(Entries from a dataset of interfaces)
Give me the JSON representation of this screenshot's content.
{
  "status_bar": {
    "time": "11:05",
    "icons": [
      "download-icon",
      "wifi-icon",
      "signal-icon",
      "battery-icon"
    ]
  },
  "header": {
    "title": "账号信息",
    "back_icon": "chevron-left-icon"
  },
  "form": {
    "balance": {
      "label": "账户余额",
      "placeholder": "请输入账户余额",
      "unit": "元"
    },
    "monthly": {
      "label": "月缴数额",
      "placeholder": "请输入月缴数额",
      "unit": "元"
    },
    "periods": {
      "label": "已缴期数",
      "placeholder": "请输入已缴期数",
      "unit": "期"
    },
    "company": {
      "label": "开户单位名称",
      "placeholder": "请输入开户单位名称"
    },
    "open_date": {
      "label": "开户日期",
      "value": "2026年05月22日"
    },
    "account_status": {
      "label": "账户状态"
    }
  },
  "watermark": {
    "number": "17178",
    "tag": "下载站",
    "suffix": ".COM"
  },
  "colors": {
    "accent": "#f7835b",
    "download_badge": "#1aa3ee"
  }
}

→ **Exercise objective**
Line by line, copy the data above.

→ **Result of the task**
Give me the JSON representation of this screenshot's content.
{
  "status_bar": {
    "time": "11:05",
    "icons": [
      "download-icon",
      "wifi-icon",
      "signal-icon",
      "battery-icon"
    ]
  },
  "header": {
    "title": "账号信息",
    "back_icon": "chevron-left-icon"
  },
  "form": {
    "balance": {
      "label": "账户余额",
      "placeholder": "请输入账户余额",
      "unit": "元"
    },
    "monthly": {
      "label": "月缴数额",
      "placeholder": "请输入月缴数额",
      "unit": "元"
    },
    "periods": {
      "label": "已缴期数",
      "placeholder": "请输入已缴期数",
      "unit": "期"
    },
    "company": {
      "label": "开户单位名称",
      "placeholder": "请输入开户单位名称"
    },
    "open_date": {
      "label": "开户日期",
      "value": "2026年05月22日"
    },
    "account_status": {
      "label": "账户状态"
    }
  },
  "watermark": {
    "number": "17178",
    "tag": "下载站",
    "suffix": ".COM"
  },
  "colors": {
    "accent": "#f7835b",
    "download_badge": "#1aa3ee"
  }
}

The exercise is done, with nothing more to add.